Canada Embassy in Ukraine also called on Russia to release Crimean Tatars in a statement, saying that “Dzhelal’s group was simply exercising its right to freedom of speech and assembly.”
Amnesty International’s office in Ukraine said that the case against Dzhelyal and his friends was clearly fabricated.
“We are convinced that the only purpose of the criminal prosecution of Dzhelyalov is to silence him and stop independent civic activity on the territory of the peninsula. Russian authorities must immediately stop persecuting dissent in Crimea,” said Oksana Pokalchuk, head of Amnesty International Ukraine.
However, statements are not enough to help, says Skrypnyk.
She called on world leaders to impose another series of personal sanctions against Russian authorities for the latest crackdown on Crimean Tatars.
“We have already prepared names of people that must be included in the sanctions list. Those are people responsible for detaining Dzhelyal and others,” said Skrypnyk, head of the Crimean Human Rights Group.
“Additionally, we need to come up with a mechanism that would enable the arrest of the real estate, other assets that the Russian leadership has outside Russia, in order to give those assets as compensation to those suffering from Russia’s aggression,” she suggested.
“There is a good reason to go beyond regular mechanisms. We have enough resolutions. The problem is that Russia does not comply with them,” she said.

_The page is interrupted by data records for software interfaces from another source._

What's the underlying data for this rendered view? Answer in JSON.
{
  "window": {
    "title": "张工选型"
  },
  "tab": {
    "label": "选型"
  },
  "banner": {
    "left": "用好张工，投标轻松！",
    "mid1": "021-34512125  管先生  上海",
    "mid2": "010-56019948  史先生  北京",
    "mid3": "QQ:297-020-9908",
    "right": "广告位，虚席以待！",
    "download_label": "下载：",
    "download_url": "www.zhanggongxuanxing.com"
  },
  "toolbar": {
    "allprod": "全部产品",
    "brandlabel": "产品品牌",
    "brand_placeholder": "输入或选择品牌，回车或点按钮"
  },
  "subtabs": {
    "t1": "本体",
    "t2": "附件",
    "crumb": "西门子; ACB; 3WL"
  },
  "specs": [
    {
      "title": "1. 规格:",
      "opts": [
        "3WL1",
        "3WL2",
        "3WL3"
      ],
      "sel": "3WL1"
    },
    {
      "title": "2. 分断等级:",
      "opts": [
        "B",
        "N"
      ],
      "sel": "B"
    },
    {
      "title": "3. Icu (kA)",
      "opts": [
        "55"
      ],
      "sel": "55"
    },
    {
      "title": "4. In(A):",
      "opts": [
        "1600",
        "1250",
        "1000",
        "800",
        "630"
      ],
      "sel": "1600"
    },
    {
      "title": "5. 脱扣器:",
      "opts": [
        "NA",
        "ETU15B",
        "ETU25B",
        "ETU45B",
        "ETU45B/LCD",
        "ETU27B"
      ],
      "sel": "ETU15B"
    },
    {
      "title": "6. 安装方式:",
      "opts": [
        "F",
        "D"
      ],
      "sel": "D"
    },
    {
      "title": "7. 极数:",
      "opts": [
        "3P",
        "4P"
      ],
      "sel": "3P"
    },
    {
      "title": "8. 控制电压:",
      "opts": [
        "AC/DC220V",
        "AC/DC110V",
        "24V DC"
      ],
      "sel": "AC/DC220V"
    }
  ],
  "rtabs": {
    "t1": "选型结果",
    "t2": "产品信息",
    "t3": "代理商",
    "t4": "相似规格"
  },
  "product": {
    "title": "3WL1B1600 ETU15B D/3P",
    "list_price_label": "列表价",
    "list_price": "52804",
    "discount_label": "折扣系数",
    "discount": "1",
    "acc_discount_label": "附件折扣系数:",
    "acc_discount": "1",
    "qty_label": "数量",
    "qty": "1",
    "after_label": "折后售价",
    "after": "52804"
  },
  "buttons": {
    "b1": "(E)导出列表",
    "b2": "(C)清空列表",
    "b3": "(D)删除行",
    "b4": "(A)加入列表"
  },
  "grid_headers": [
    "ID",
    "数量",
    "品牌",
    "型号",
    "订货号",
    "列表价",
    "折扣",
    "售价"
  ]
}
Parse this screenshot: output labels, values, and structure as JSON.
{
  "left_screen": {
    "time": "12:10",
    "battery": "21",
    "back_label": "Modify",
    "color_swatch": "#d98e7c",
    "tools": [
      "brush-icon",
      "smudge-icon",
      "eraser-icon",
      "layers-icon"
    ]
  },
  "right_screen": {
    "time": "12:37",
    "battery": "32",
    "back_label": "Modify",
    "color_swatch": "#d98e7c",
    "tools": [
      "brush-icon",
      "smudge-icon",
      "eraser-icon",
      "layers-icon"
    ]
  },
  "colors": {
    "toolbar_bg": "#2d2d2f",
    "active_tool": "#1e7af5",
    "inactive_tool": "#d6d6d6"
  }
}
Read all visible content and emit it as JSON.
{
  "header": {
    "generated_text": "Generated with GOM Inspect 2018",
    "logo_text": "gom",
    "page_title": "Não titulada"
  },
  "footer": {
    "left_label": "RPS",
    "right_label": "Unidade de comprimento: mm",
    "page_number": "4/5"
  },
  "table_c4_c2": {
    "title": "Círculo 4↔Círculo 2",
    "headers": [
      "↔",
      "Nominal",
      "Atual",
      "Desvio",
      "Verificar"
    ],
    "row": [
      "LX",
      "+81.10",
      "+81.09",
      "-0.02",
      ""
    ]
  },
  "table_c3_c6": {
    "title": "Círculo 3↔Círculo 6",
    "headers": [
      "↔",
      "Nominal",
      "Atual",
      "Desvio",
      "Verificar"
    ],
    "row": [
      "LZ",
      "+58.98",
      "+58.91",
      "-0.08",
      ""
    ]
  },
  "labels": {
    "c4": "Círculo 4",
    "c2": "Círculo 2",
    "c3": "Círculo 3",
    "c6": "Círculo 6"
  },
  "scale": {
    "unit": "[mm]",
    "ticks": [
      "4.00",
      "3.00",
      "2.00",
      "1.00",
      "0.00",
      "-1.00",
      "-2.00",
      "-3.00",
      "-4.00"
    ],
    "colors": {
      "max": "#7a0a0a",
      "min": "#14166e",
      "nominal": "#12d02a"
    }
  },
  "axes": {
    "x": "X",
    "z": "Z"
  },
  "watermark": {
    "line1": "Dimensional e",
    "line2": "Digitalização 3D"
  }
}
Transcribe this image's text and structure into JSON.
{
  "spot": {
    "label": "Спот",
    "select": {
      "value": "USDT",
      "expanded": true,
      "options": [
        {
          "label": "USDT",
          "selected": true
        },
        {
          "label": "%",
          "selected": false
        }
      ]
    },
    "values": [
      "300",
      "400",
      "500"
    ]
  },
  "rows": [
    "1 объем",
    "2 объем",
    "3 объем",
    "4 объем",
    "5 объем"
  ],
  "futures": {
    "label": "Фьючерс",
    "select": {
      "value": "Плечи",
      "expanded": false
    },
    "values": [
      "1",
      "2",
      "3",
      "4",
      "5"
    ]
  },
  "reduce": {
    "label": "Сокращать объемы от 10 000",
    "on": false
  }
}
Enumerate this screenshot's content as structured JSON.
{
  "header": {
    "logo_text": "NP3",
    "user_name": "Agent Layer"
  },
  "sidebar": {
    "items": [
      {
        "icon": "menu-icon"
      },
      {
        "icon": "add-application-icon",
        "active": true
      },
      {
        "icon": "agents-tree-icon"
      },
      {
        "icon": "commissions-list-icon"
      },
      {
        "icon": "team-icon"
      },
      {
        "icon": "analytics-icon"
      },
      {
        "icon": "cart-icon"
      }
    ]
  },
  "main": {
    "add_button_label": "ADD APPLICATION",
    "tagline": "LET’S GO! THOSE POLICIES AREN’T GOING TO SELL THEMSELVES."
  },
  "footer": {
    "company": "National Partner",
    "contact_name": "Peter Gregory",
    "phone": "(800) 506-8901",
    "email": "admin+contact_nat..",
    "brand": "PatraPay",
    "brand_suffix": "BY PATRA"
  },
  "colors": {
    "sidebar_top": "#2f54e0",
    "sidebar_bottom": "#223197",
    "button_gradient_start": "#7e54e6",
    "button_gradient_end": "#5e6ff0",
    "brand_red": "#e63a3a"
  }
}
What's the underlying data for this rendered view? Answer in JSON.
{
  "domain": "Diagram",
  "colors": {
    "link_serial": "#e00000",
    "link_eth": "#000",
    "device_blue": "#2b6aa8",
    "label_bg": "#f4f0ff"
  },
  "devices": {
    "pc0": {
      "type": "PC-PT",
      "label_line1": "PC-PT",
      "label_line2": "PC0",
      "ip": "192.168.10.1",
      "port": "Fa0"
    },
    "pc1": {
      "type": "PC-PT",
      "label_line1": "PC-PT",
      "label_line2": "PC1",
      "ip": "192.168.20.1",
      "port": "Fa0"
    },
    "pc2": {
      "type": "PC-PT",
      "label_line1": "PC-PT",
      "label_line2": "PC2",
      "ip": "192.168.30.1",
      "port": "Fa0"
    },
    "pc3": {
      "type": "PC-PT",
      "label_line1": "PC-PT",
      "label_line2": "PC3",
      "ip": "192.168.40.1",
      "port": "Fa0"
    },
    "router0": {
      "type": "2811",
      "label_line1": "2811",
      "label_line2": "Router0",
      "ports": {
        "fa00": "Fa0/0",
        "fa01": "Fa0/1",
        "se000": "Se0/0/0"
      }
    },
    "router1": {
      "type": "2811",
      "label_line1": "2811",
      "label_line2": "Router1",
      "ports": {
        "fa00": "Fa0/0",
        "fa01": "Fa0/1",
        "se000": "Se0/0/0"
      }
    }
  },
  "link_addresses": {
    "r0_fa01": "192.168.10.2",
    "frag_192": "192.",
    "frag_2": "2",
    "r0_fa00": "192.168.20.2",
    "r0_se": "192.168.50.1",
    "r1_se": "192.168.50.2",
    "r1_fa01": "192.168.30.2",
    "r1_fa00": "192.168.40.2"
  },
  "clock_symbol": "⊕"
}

“We need to make Putin’s actions cost him money.”
Kyivpost.com, Anna Myroniuk , Anastasiia Lapatina